Start of MATERIAL FOR THIS EXERCISE
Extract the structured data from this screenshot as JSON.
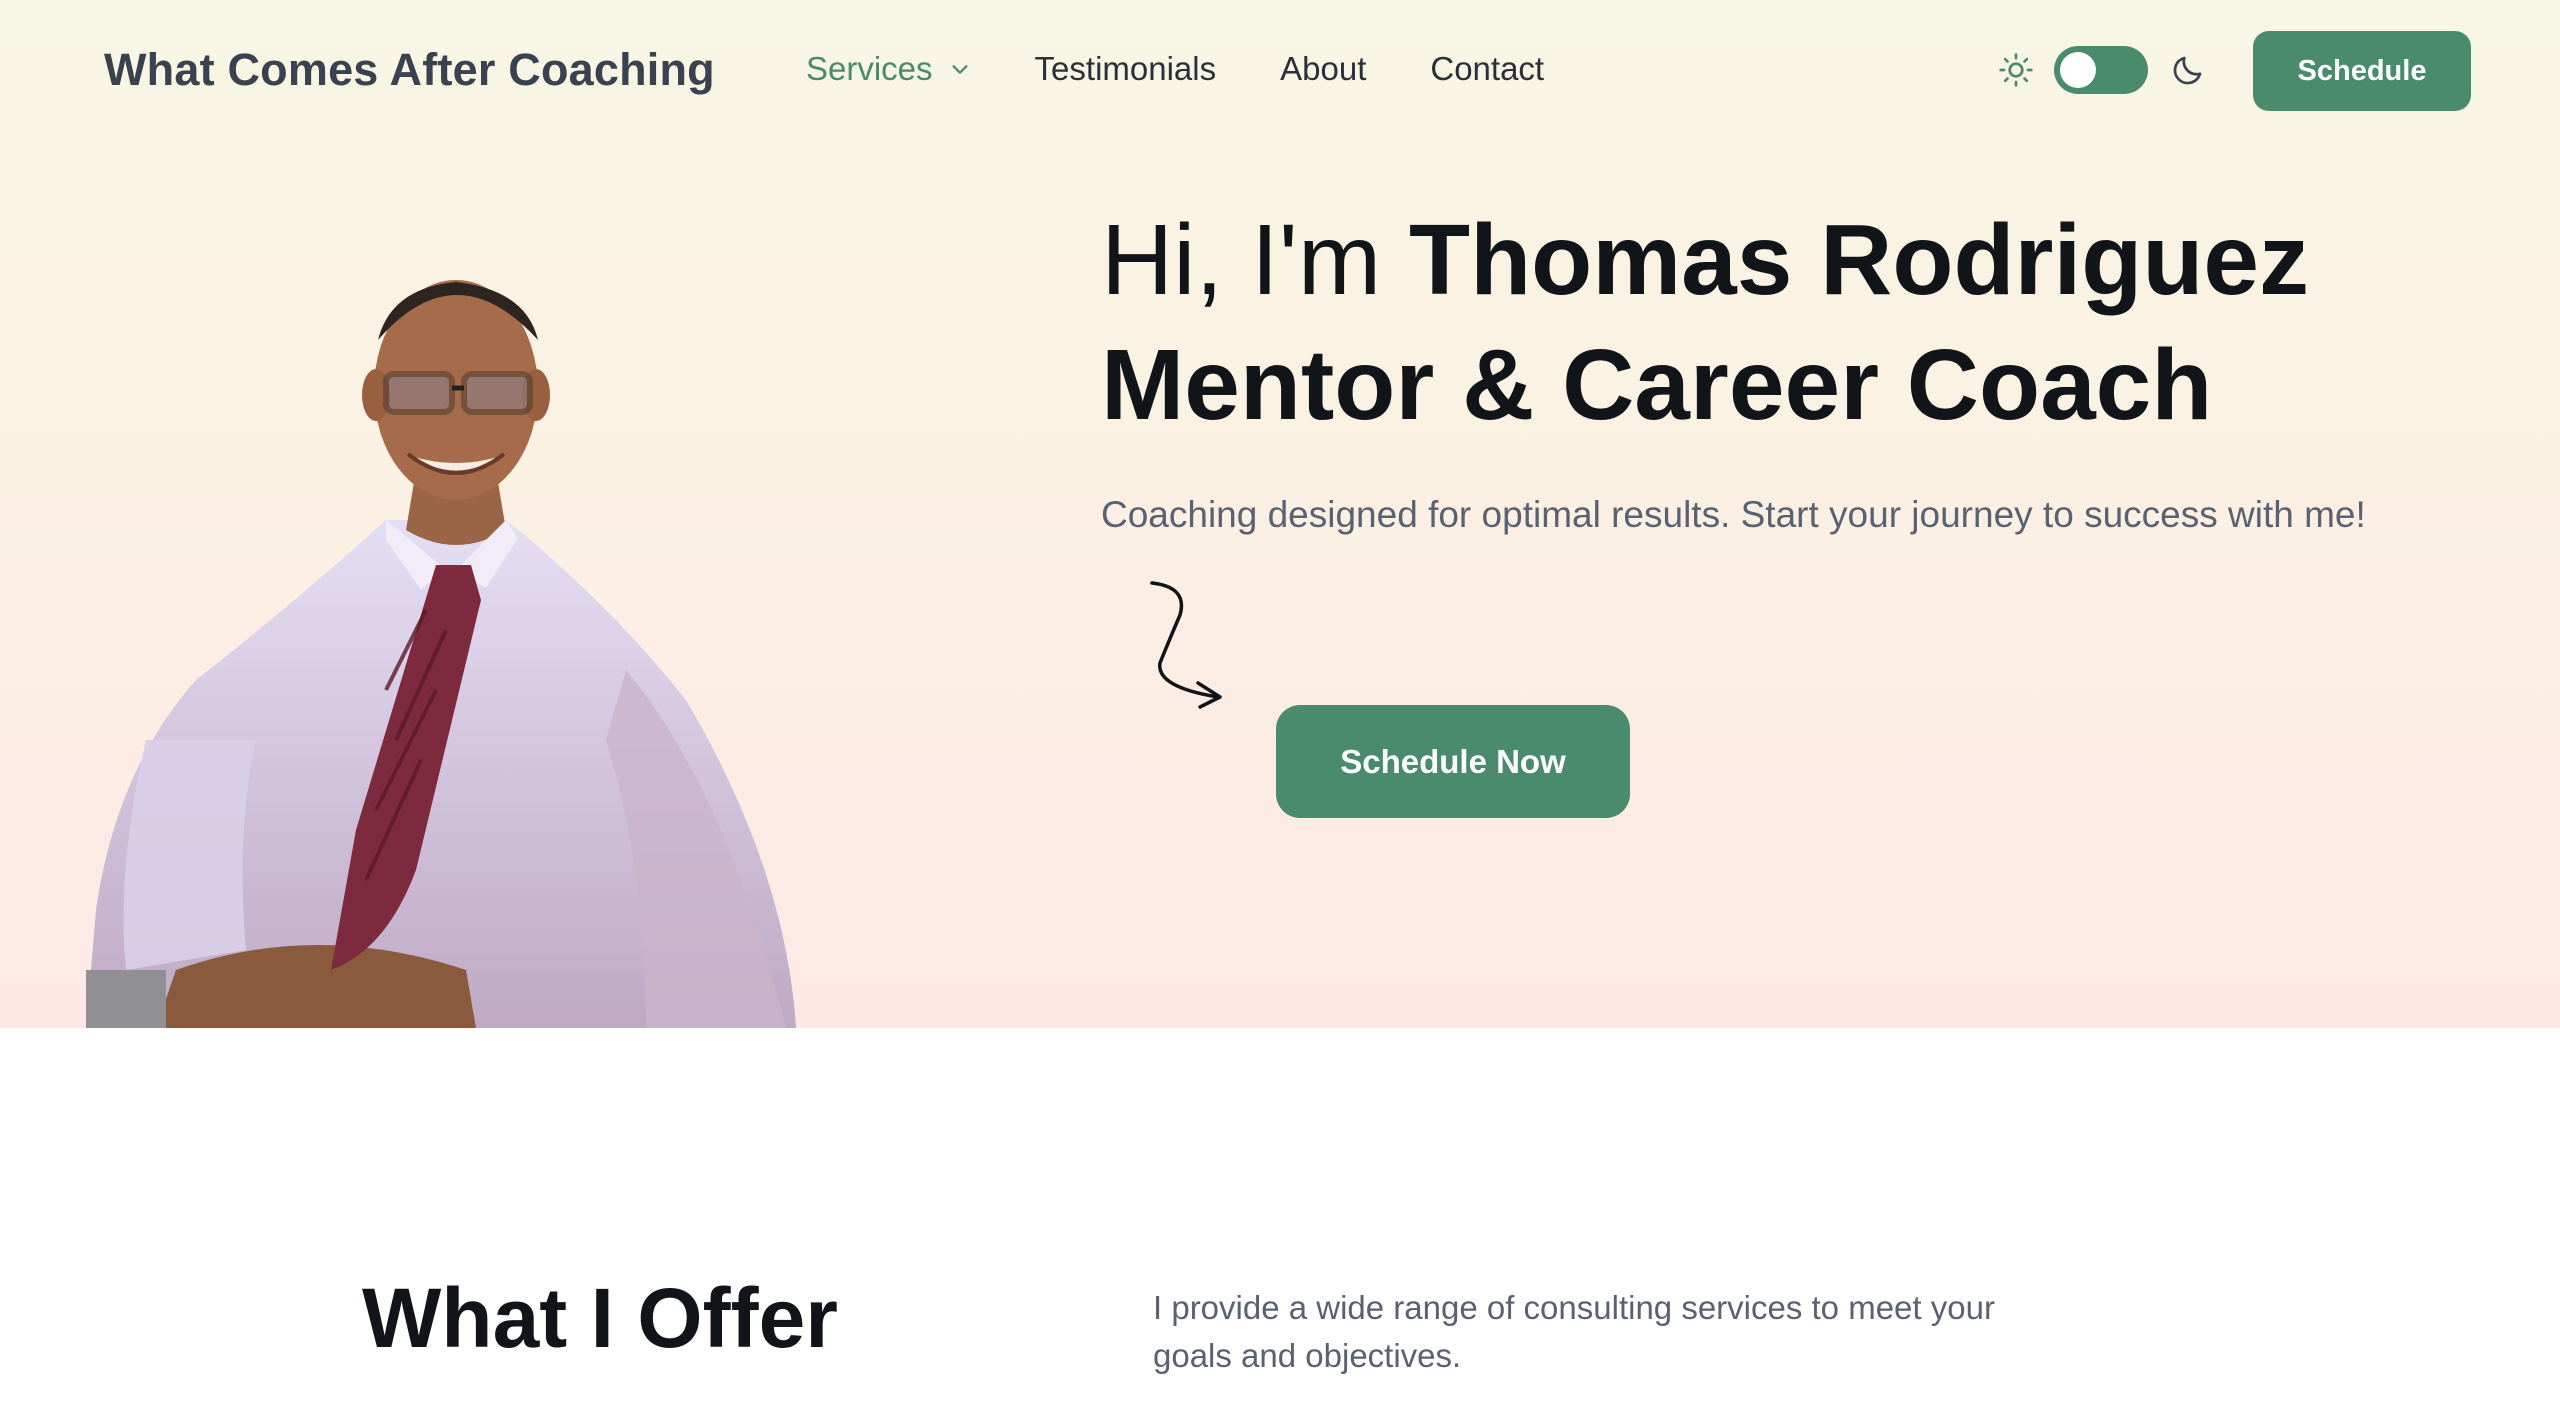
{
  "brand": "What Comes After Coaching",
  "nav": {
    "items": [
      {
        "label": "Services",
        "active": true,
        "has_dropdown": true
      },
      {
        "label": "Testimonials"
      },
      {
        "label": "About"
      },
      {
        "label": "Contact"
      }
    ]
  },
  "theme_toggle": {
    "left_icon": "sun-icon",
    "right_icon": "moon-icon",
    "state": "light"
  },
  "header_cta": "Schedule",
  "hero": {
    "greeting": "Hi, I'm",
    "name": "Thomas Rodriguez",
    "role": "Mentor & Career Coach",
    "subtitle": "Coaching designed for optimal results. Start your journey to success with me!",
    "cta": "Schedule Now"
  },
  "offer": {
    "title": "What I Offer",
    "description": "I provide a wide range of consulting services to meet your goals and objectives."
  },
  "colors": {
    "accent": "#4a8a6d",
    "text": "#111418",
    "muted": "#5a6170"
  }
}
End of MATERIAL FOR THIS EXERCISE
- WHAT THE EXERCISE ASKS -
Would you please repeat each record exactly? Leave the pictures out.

- TASK RESULT -
Extract the structured data from this screenshot as JSON.
{
  "brand": "What Comes After Coaching",
  "nav": {
    "items": [
      {
        "label": "Services",
        "active": true,
        "has_dropdown": true
      },
      {
        "label": "Testimonials"
      },
      {
        "label": "About"
      },
      {
        "label": "Contact"
      }
    ]
  },
  "theme_toggle": {
    "left_icon": "sun-icon",
    "right_icon": "moon-icon",
    "state": "light"
  },
  "header_cta": "Schedule",
  "hero": {
    "greeting": "Hi, I'm",
    "name": "Thomas Rodriguez",
    "role": "Mentor & Career Coach",
    "subtitle": "Coaching designed for optimal results. Start your journey to success with me!",
    "cta": "Schedule Now"
  },
  "offer": {
    "title": "What I Offer",
    "description": "I provide a wide range of consulting services to meet your goals and objectives."
  },
  "colors": {
    "accent": "#4a8a6d",
    "text": "#111418",
    "muted": "#5a6170"
  }
}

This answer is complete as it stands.